It was an incredible pleasure speaking with Ray, and from our conversation I have learned that he is one of those talented people out there with an incredible passion for film and all aspects of it. When I’m referring to ‘all aspects’, I am talking about not only the acting and the labor of getting ‘fit’ to that respective character… but the creative illustration of the writing an directing as well. All of these things are the ingredients that go into making the art of film. I’m hoping that following this 2019 acting season, big things keep coming down the pipeline for Ray. DC Universe, Ray is certainly someone to keep your eye on! His drive and determination to not only quit, but never stop learning is unbound and what could be more motivational than that?
For those of you in the Northwest, Ray’s performance as the main antagonist in Rich Phelp’s short film One Way or Another can be seen at the Destiny City Film Festival in Seattle, Washington this weekend. Be sure to check out the official trailer for the film below, it is an incredible film based on True Events.

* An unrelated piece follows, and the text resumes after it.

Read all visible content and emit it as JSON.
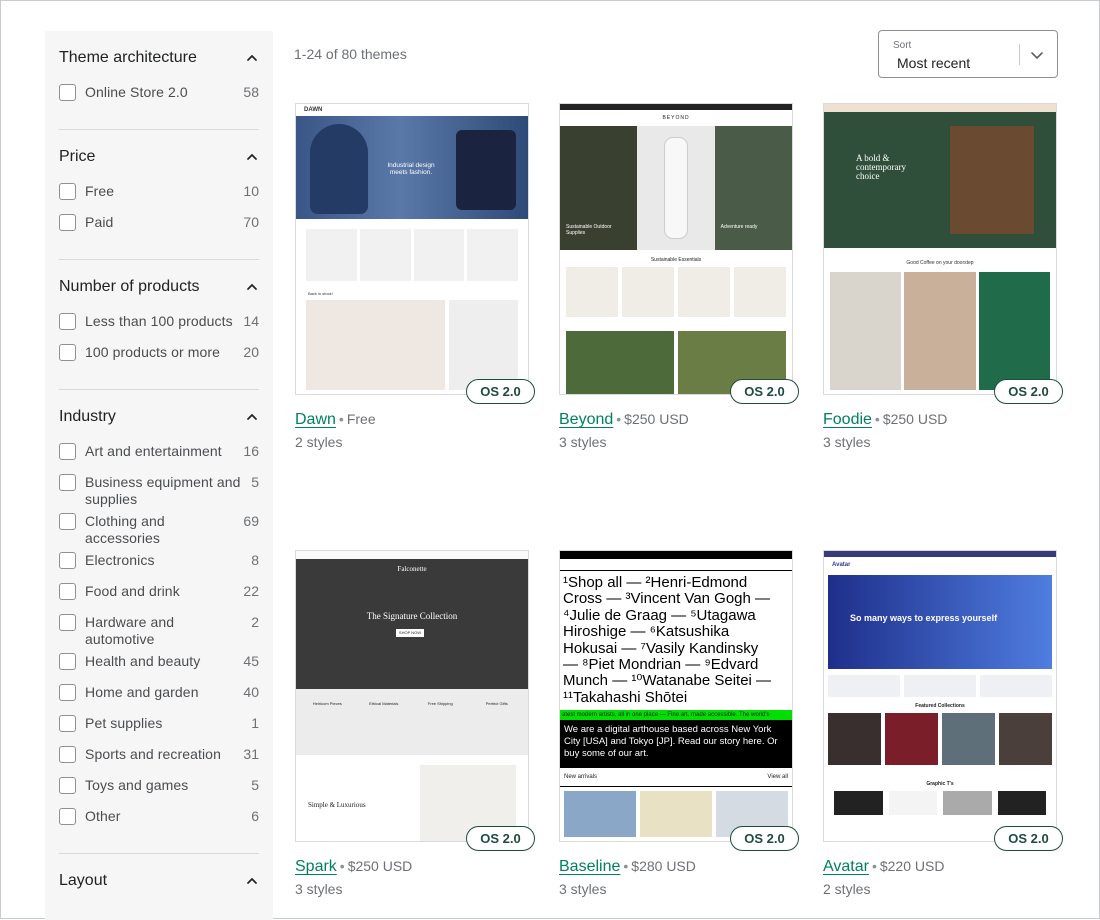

Ray’s motivational speech from his short-film The Coach was also featured in our ‘7 Sports Speeches for Monday Motivation‘, which is something you should absolutely check out.
Julia recently published her first novel, titled; Anomic. She is currently co-authoring a novel called ‘Snow Falls’. She has a B.A in Communications with concentrations in Professional Writing and Public Relations. She is also in the United States Army Reserves as a Military Police Officer, and is currently in the process of going back to school for her Masters Degree in Business. When she isn’t writing, she is co-owner of a film production studio called ‘Valentine Productions LLC’ and she frequently spends her weekends acting in films, or being a stuntwoman.